    That appear to be the MAIN reason for the rejection of the Trucker “Tank”.  Good in dry conditions but less than ideal in mud or snow.

    The second reason is the location of the main battery.  By the 1930s it had become clear that the best arrangement for a tank was the tank commander to be on top of the tank, riding with his head and upper body above the tank hatch (except when being hit by artillery, when it when such commanders would close their hatches). This was found to be the best way for the tank commander to see the battlefield and direct the fire of the tank weapons. The turret on top of the tank would force the commander to be the gunner and that was known to be two jobs to many on for one man.
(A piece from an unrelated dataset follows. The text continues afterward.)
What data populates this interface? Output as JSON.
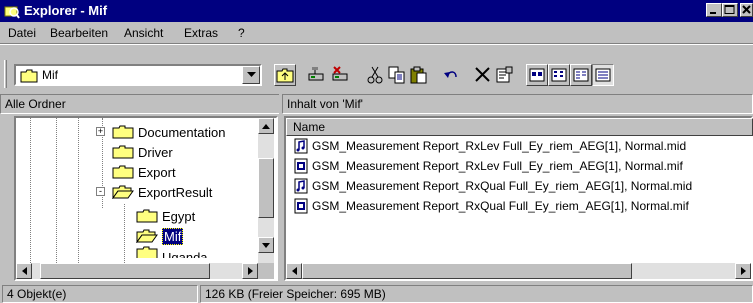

    Notice I did not mention the 37mm gun, a standard tank gun of the late 1930s, but obsolete by 1940 and hopelessly obsolete by 1944.  In other tanks of WWII, the tanks were upgunned (or example the Panzer Mark III, was upgunned to a 50 mm gun in 1940 and then made into a self propelled gun in 1943 for then it could take a 75mm gun, the 75mm gun had no turret the gun was in the haul of the vehicle).  Tanks NOT able to be upgunned were converted to other weapons, being used to haul artillery or becoming self propelled artillery themselves (a lot of German Panzer Mark IIs ended up in these roles as did the US M3 Grant and Lee Tanks).
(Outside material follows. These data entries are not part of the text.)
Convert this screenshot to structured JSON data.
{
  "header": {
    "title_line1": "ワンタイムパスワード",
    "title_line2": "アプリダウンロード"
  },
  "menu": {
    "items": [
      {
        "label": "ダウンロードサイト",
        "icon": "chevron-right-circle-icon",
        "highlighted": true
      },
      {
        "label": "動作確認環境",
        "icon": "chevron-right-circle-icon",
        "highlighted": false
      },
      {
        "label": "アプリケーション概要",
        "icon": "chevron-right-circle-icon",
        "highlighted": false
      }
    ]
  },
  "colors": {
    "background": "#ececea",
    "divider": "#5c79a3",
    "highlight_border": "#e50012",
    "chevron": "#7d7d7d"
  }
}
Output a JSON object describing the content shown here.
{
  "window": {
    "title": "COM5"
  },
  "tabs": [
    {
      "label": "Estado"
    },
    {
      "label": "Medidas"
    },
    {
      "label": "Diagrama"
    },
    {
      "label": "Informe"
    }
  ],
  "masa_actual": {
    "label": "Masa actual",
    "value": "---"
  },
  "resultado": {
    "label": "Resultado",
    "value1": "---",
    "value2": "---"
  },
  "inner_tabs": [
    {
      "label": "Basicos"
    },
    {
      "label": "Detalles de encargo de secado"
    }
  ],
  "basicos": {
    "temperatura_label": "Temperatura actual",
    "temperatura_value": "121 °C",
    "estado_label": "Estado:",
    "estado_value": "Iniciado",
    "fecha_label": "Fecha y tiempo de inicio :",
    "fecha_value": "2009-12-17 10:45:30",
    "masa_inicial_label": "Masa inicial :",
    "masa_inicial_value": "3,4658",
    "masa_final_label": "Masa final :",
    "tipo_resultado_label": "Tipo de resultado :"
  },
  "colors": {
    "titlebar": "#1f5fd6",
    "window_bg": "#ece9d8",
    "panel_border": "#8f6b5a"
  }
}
    My comments are on the general design idea NOT technical issues, i.e. the overall design as it was to be used, as oppose to the gun it was using being to small for actual combat.  I notice the turret was used in planes and PT boats, where the commander of the plane of boat was some place else on the plane or boat and I suspect the turret was the basis of the 50 caliber AA guns hauled in some half tracks during WWII.  The gun being to small could be fixed (the Israeli Army installed 20 mm AA guns on the turrets of its AA half tracks for use in the 1960s and 1970s for example) that the gunner and the tank commander were the same person could NOT be fixed.
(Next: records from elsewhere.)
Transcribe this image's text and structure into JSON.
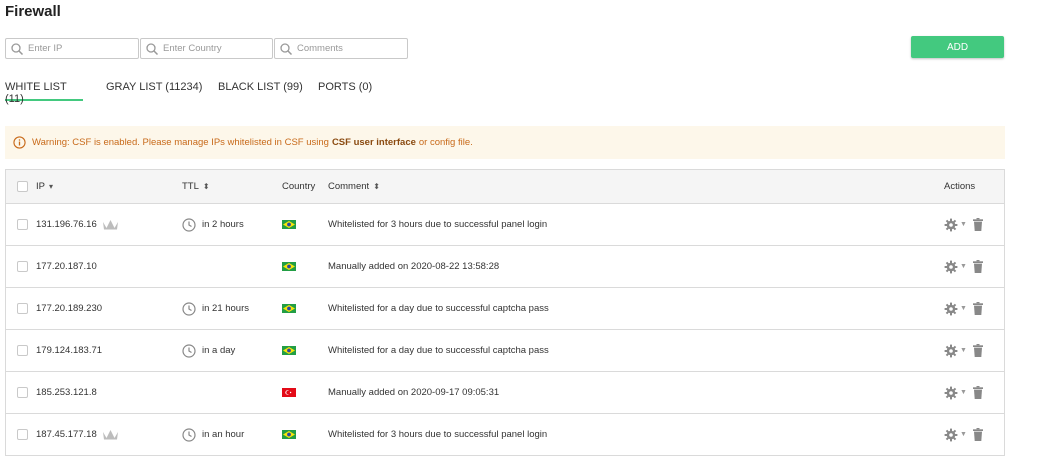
{
  "page": {
    "title": "Firewall"
  },
  "filters": {
    "ip_placeholder": "Enter IP",
    "country_placeholder": "Enter Country",
    "comments_placeholder": "Comments",
    "icon": "search-icon"
  },
  "add_button": {
    "label": "ADD",
    "color": "#43c97f"
  },
  "tabs": [
    {
      "label": "WHITE LIST (11)",
      "active": true
    },
    {
      "label": "GRAY LIST (11234)",
      "active": false
    },
    {
      "label": "BLACK LIST (99)",
      "active": false
    },
    {
      "label": "PORTS (0)",
      "active": false
    }
  ],
  "warning": {
    "icon": "info-circle-icon",
    "text_before": "Warning: CSF is enabled. Please manage IPs whitelisted in CSF using",
    "link": "CSF user interface",
    "text_after": "or config file.",
    "bg_color": "#fdf7ea",
    "text_color": "#c86a1a"
  },
  "table": {
    "columns": {
      "ip": "IP",
      "ttl": "TTL",
      "country": "Country",
      "comment": "Comment",
      "actions": "Actions"
    },
    "rows": [
      {
        "ip": "131.196.76.16",
        "crown": true,
        "ttl": "in 2 hours",
        "flag": "br",
        "comment": "Whitelisted for 3 hours due to successful panel login"
      },
      {
        "ip": "177.20.187.10",
        "crown": false,
        "ttl": "",
        "flag": "br",
        "comment": "Manually added on 2020-08-22 13:58:28"
      },
      {
        "ip": "177.20.189.230",
        "crown": false,
        "ttl": "in 21 hours",
        "flag": "br",
        "comment": "Whitelisted for a day due to successful captcha pass"
      },
      {
        "ip": "179.124.183.71",
        "crown": false,
        "ttl": "in a day",
        "flag": "br",
        "comment": "Whitelisted for a day due to successful captcha pass"
      },
      {
        "ip": "185.253.121.8",
        "crown": false,
        "ttl": "",
        "flag": "tr",
        "comment": "Manually added on 2020-09-17 09:05:31"
      },
      {
        "ip": "187.45.177.18",
        "crown": true,
        "ttl": "in an hour",
        "flag": "br",
        "comment": "Whitelisted for 3 hours due to successful panel login"
      }
    ]
  },
  "colors": {
    "accent": "#43c97f",
    "border": "#dadada",
    "header_bg": "#f5f5f5"
  }
}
    Please note, the problem of being a wheeled vehicle would have been made WORSE if a larger gun was decided upon later on.  The larger gun would require a larger (and heavier) vehicle and the problems of excess ground pressure do to being a wheeled vehicle would make it even a worse vehicle.  This problem is NOT unsolvable but requires someone to accept tactical limitations do to the use of wheeled vehicles.  The US Army has recently adopted a eight wheel vehicle with a 105mm gun for use in areas with roads (paved AND unpaved), such as in Baghdad and other areas of Iraq, to supplement but not replace tanks.  These vehicles use HUGE wheels NOT available in the 1940s, the size of the wheels increase the area the vehicle can spread its weight, and such vehicles have EIGHT of wheels, to further spread out that weight.  Tracked vehicles must have their tracks replaced about every 2000 miles, a wheel vehicle 20,000 miles and sometimes 50,000 miles, thus if you can keep your forces out of the Mud wheeled vehicles will sufficient, but if you have to go over bad terrain, you want tracks.   One of the problems that showed up in Iraq was US Forces having to abandoned their wheeled  vehicles when insurgents they were chasing ran into the desert sands (and by the world “ran” I mean actually running into the desert, US Forces had to follow on foot or call in Air Power in such situations).  The vehicle in question were Humvees, the sands were to much for them, especially once the US up armored the Humvees (Thus the US ordered some heavily armored trucks to replace the Humvees, but with additional wheels to spread out the extra weight of such vehicles_).

    Back to the Tucker “Tank”, it had several good points (it armor glass was one of them along with his design of the turret) and those points were used elsewhere, but in a tank the overall plan for the Tucker Tank was a failure, an interesting failure but still a failure.